I had the pleasure of interviewing Mrs. Whitman to provide insight into a career in aviation in the hopes of inspiring women and girls of all ages that they too can achieve success in a male-dominated career. Our interview is as follows.
What is air traffic control?
“I am an air traffic controller and it is my job to ensure the safety of your flights. My peers and I guide your plane safely from gate to gate by remaining in constant contact with your pilots.”
What does this look like?
“There are three types of facilities: Tower, TRACON, and EnRoute.
When you begin your taxi and are cleared for takeoff, your pilot is speaking to Tower controllers. Soon after departure, your pilot is switched to the approach controllers in a TRACON. At cruising altitudes, your plane is being guided by EnRoute controllers. As you begin your descent you are again in the hands of an approach controller. Finally, a Tower controller clears your plane to land and taxi it to the gate.
The point is to create order so multiple aircraft aren’t at the same place at the same time. Air traffic control is a complex job that requires split-second decision making and critical thinking skills.”
What type of schooling do you need for air traffic control?
“When I went to school, I received degrees in Management and Communications, but that is not the only way to qualify for the job. You can go to school specifically for air traffic, though not a requirement, you can benefit from doing so. You can also qualify by having work experience or having served in the military.
Before you go to your facility, you participate in rigorous training to ensure you have the basic skills to be successful. When you get to your facility you complete a few months of bookwork and a few years of on-the-job training before you can control on your own.”
What should women and young girls know about this career when it comes to gender biases?
”I wish I could say that this job is rainbows and sunshine, but progress can be slower than molasses on a cold day.
It is so important for young women to know that careers in STEM are for them; this is where they belong.
As of 2018 only 16.3% of air traffic controllers in the US are women, and it shows. Imagine being responsible for thousands of lives traveling in steel vessels in the air, traveling well over 300 knots, at various altitudes, every day.
You are working a busy session separating aircraft and getting people to their destinations safely. You get off position and your male counterpart tells you that ‘your voice on frequency sounds how you look, small and petite.’ This came a few weeks after another male counterpart told you that you don’t ‘have a deep, commanding voice’ like his. That’s why pilots don’t listen to you.

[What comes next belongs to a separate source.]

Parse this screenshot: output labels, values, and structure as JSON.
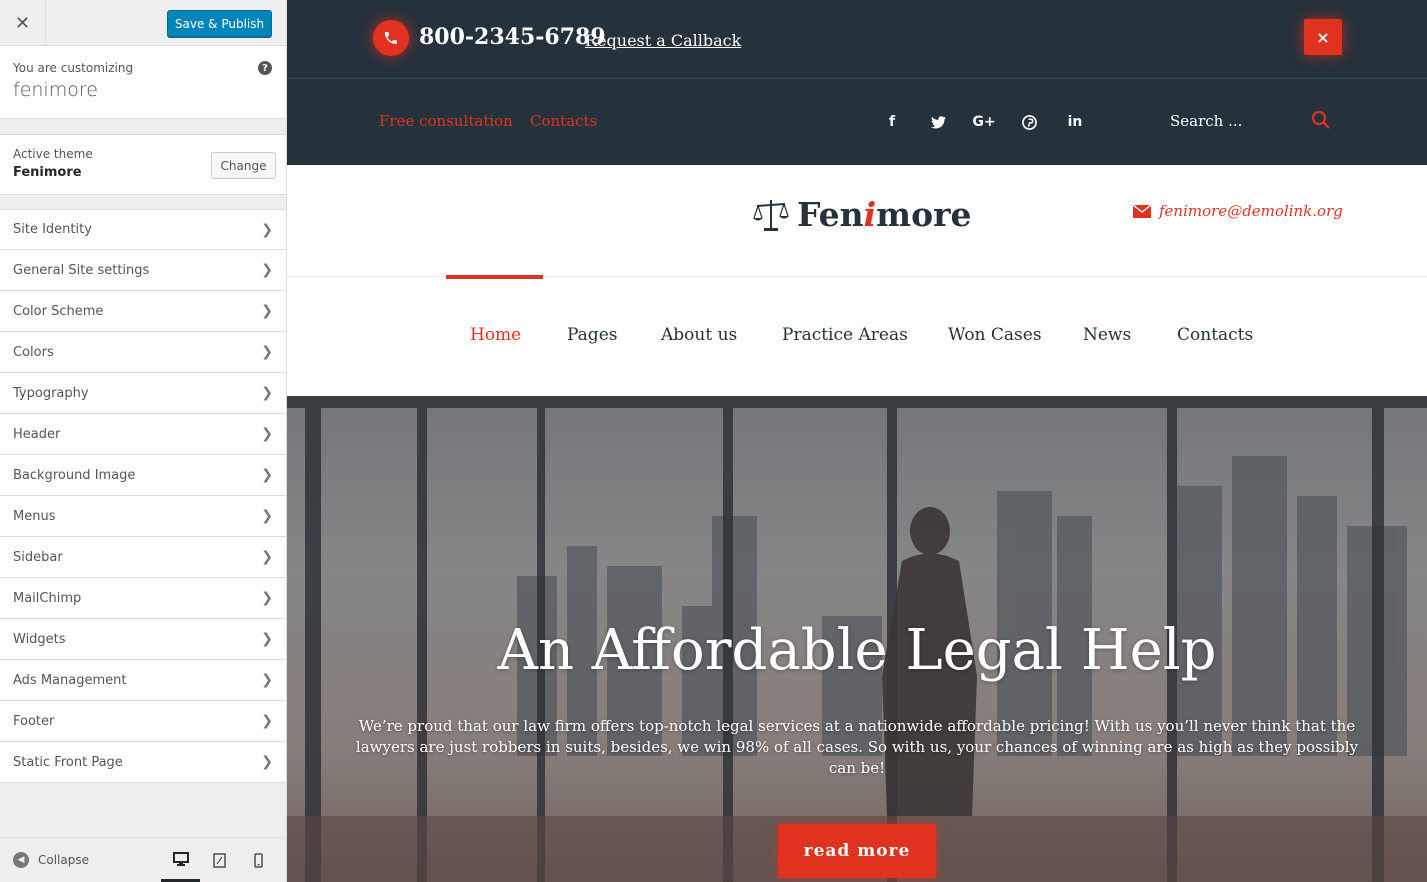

In those moments, I am reminded that I am different, that I am a woman.
Though situations like this happen, there is a strong bond between the women in the agency. I have had the honor of having women in high positions mentor me to help me advance.
I credit the women who came before me and honor them by being a role model for younger generations. I strive for a more diverse workforce and want to see more women in the agency before I retire.” – Alicia Whitman

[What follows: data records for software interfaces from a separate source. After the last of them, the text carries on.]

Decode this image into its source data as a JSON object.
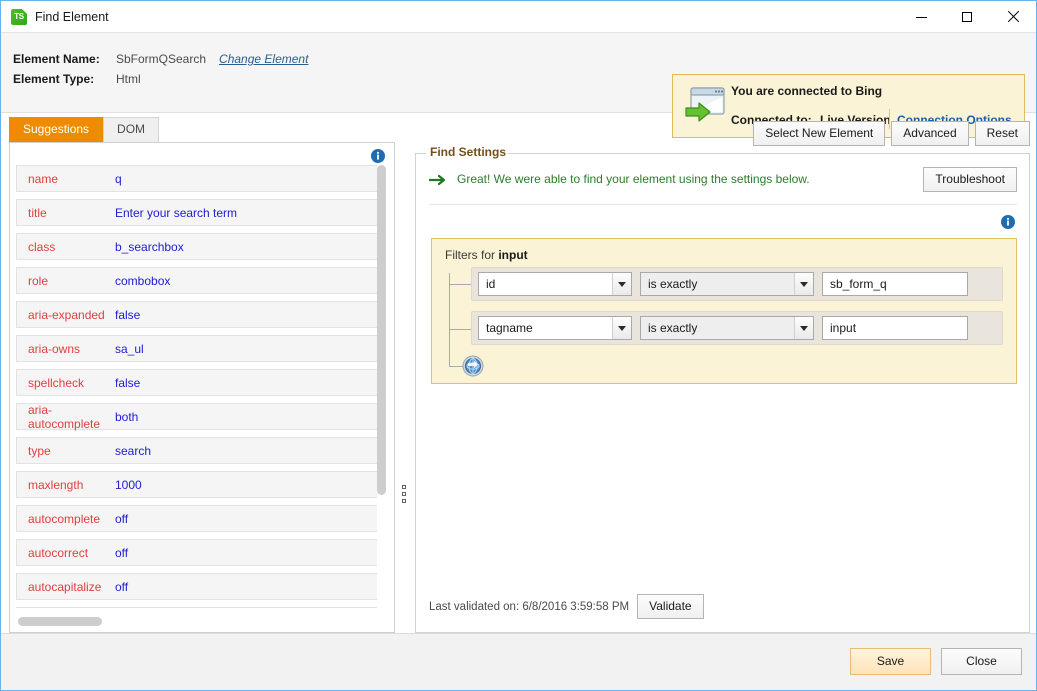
{
  "window": {
    "title": "Find Element",
    "app_icon": "ts-logo-icon",
    "controls": {
      "minimize": "minimize-icon",
      "maximize": "maximize-icon",
      "close": "close-icon"
    }
  },
  "header": {
    "element_name_label": "Element Name:",
    "element_name_value": "SbFormQSearch",
    "change_element_link": "Change Element",
    "element_type_label": "Element Type:",
    "element_type_value": "Html"
  },
  "connection": {
    "icon": "browser-window-arrow-icon",
    "line1": "You are connected to Bing",
    "connected_to_label": "Connected to:",
    "connected_to_value": "Live Version",
    "options_link": "Connection Options"
  },
  "left_panel": {
    "tabs": [
      {
        "label": "Suggestions",
        "active": true
      },
      {
        "label": "DOM",
        "active": false
      }
    ],
    "info_icon": "info-icon",
    "attributes": [
      {
        "name": "name",
        "value": "q"
      },
      {
        "name": "title",
        "value": "Enter your search term"
      },
      {
        "name": "class",
        "value": "b_searchbox"
      },
      {
        "name": "role",
        "value": "combobox"
      },
      {
        "name": "aria-expanded",
        "value": "false"
      },
      {
        "name": "aria-owns",
        "value": "sa_ul"
      },
      {
        "name": "spellcheck",
        "value": "false"
      },
      {
        "name": "aria-autocomplete",
        "value": "both"
      },
      {
        "name": "type",
        "value": "search"
      },
      {
        "name": "maxlength",
        "value": "1000"
      },
      {
        "name": "autocomplete",
        "value": "off"
      },
      {
        "name": "autocorrect",
        "value": "off"
      },
      {
        "name": "autocapitalize",
        "value": "off"
      }
    ]
  },
  "right_panel": {
    "top_buttons": [
      {
        "label": "Select New Element"
      },
      {
        "label": "Advanced"
      },
      {
        "label": "Reset"
      }
    ],
    "group_title": "Find Settings",
    "status_icon": "green-arrow-icon",
    "status_text": "Great! We were able to find your element using the settings below.",
    "troubleshoot_label": "Troubleshoot",
    "info_icon": "info-icon",
    "filters": {
      "title_prefix": "Filters for ",
      "title_target": "input",
      "rows": [
        {
          "attribute": "id",
          "operator": "is exactly",
          "value": "sb_form_q"
        },
        {
          "attribute": "tagname",
          "operator": "is exactly",
          "value": "input"
        }
      ],
      "add_icon": "globe-refresh-icon"
    },
    "validation": {
      "text": "Last validated on: 6/8/2016 3:59:58 PM",
      "button_label": "Validate"
    }
  },
  "footer": {
    "save_label": "Save",
    "close_label": "Close"
  },
  "colors": {
    "accent_orange": "#ee8b00",
    "panel_amber_bg": "#fbf3d5",
    "panel_amber_border": "#e3c267",
    "link_blue": "#1a5fa8",
    "attr_name_red": "#e03f3f",
    "attr_value_blue": "#2020d0",
    "status_green": "#2a7d2a",
    "titlebar_border": "#6ab3e8"
  }
}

*Interview between Roxanne Barry and Alicia Whitman on July 17, 2020.
We have come a long way in job equality and terminating gender biases, but we have much more work to do.
If my daughter wants to fly planes, direct planes, build planes or ride them to space, I want her to feel like she can do just that and more!
Girls in Aviation Goes Virtual
If you or someone you know is interested in aviation check out Women in Aviation International. There is also a local New Mexico chapter you can find on Facebook, called WAI (Women in Aviation International). It is a non-profit organization supporting the goals of women in all aviation careers.